STOR filling the gap

October 8th, 2013

The debate surrounding STOR (Short Term Operating Reserve) is gaining momentum but while the combatants trade blows about the ‘best solution’, STOR is already filling the UK power deficit.

The concept behind STOR is simple: as we decommission old, dirty power stations our main generating capacity falls. The UK needs a backup infrastructure in place to provide power at peak times. STOR is that backup infrastructure. It is, in essence, insurance against disaster just like the fire escapes we add to buildings and the backups we take from our computers.

STOR draws power from two sources: backup generators at sites such as hospitals and municipal centres or custom facilities built specifically for the STOR service.

Criticisms of STOR are based on interpretations that are contentious at best. It is demonised as a backup system for wind farms. By linking the two, STOR critics hope to draw wind farm objectors to their party.

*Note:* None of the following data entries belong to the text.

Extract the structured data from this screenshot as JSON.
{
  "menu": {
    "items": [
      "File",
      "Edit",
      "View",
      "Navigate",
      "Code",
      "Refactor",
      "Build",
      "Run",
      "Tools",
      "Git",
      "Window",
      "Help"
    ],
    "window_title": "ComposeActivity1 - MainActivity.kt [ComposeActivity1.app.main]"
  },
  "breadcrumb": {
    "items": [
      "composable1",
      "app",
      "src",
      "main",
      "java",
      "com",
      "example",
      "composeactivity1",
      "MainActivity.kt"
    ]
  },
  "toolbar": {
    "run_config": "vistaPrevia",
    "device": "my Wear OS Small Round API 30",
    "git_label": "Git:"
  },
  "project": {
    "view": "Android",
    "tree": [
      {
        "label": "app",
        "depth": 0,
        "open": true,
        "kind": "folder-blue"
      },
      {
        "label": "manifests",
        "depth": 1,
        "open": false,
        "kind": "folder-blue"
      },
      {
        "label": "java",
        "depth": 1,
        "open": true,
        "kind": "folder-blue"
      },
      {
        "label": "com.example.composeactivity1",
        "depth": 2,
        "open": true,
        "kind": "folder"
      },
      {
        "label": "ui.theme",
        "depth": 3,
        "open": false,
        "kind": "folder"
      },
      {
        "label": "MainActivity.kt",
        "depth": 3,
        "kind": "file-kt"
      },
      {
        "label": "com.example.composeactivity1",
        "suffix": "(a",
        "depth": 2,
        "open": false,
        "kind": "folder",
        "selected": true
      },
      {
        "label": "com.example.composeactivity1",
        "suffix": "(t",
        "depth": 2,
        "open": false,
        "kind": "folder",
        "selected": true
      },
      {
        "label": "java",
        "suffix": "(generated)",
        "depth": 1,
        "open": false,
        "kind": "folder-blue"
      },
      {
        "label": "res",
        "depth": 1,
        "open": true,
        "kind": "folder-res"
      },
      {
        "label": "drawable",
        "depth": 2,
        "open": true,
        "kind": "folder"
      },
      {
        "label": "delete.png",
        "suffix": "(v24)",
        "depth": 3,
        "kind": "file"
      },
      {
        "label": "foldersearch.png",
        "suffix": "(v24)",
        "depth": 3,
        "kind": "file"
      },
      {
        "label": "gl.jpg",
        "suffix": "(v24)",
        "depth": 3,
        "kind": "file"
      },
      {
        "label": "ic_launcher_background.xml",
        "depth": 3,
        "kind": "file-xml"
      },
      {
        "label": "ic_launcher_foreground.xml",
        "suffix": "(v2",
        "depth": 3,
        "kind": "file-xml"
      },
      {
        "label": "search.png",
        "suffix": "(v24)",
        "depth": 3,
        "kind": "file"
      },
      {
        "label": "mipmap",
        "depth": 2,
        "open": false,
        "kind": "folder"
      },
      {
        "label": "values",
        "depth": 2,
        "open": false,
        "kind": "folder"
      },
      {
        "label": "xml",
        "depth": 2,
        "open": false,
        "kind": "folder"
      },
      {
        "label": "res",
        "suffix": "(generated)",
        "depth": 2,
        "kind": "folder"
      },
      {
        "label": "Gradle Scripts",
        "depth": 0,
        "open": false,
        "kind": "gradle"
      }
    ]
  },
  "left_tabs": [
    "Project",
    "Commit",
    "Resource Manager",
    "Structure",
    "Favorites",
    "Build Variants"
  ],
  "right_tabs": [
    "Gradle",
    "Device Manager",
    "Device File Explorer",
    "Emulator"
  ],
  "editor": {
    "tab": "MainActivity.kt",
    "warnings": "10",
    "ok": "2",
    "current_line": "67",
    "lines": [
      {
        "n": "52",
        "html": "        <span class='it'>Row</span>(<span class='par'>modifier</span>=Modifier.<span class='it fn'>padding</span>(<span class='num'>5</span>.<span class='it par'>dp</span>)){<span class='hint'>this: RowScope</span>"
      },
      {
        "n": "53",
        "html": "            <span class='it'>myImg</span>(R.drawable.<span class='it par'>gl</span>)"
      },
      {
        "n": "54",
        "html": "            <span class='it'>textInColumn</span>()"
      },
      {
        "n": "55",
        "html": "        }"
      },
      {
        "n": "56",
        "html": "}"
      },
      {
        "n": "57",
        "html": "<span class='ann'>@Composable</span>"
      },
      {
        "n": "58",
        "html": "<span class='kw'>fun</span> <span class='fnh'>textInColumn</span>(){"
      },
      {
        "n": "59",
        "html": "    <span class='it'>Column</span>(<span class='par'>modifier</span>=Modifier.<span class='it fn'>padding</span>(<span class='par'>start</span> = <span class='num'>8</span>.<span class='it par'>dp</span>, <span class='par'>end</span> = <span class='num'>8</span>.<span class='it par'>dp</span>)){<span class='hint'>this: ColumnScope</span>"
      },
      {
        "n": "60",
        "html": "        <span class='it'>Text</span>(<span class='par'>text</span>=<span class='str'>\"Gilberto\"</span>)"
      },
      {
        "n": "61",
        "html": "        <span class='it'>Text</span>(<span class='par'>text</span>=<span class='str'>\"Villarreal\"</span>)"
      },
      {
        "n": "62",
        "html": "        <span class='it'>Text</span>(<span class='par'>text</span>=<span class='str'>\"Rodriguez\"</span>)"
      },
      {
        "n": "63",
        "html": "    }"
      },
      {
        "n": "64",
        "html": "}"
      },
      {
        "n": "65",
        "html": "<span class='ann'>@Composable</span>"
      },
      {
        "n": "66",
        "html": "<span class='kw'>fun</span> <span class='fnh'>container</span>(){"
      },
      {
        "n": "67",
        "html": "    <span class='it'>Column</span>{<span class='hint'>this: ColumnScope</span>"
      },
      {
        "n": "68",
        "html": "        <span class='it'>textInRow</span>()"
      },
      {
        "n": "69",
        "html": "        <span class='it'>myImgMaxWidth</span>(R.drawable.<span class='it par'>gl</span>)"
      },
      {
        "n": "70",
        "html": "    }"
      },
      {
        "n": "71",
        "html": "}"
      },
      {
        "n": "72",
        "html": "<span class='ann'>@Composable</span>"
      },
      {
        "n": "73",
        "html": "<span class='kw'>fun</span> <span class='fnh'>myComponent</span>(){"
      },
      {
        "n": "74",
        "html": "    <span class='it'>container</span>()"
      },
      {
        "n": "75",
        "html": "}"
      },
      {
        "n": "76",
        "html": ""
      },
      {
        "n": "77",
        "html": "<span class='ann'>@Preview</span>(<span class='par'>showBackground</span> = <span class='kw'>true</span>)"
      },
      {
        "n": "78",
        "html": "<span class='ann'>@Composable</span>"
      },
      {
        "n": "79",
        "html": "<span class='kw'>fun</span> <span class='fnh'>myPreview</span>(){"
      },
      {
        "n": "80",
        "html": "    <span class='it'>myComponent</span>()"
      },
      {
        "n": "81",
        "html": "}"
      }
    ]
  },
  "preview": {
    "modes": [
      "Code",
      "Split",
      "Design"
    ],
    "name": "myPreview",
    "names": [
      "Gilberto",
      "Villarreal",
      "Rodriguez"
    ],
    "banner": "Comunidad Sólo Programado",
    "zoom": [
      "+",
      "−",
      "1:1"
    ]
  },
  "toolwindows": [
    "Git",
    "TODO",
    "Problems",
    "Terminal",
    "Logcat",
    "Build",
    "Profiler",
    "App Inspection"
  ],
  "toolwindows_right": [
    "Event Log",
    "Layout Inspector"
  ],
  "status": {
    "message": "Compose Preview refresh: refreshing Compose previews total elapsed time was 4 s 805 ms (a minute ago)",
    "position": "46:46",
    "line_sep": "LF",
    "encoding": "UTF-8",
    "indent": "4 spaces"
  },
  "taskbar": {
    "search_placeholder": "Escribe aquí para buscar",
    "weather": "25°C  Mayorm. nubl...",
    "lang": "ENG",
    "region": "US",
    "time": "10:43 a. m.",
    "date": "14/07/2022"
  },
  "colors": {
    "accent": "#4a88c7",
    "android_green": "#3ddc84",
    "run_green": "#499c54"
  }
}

But the need for STOR is prompted by the fall in our main generating capacity not by the unpredictability of renewable energy. Ofgen’s June 2013 report states that our reserve capacity will be just 2% by winter 2015. Some form of backup is critical; contributions from renewable sources are a side-issue.

STOR is also portrayed as a dirty source of power at a time when we’re meant to be reducing carbon emissions. This misses the point. STOR generators do nothing most of the time; when they’re not running they’re not polluting.

STOR addresses many of the other challenges that face us. Power is best generated near to the towns and cities that need it. STOR facilities can be built near – or even in – population centres.

Our need for backup generating capacity is urgent because successive governments have failed so spectacularly in their forward planning. If we take Ofgen’s crisis point of winter 2015 as a deadline, it is beyond unlikely that traditional or renewable stations will get planning approval in that time, let alone start generating power. STOR sites can meet that deadline.

Other arguments are more technical. When the National Grid’s main capacity is fully stretched its backup systems need to be able to rapidly feed power to the grid. STOR sites are typically contracted to provide power within 20 minutes.

The only other way to provide such backup power reliably is to run traditional power stations as a ‘spinning reserve’ i.e. they’re running as normal – with the associated carbon footprint – but only supplying power at peak times. This wasteful system, not STOR, warrants the description “insane”. STOR sites sit idle most of the time, polluting nothing and disturbing no one.

If STOR has a weakness it is in its commercial terms. Its electricity is quoted as being many times more expensive than ‘normal’ power. Critics also object to paying STOR providers for being on standby; they’re paid to do nothing. But this is the essential nature of backup systems.

Whether the costs are accurate or not (and there is plenty of debate about that), critics miss the point again. STOR is necessary. STOR is the most efficient solution to a real and imminent problem. If it’s uncomfortably expensive it’s just another example of poor planning followed by poor procurement.

Piers Rendell, Divisional Director (Engine Control), IPU Group.

IPU supply engine control solutions for diesel generator sets to the STOR industry.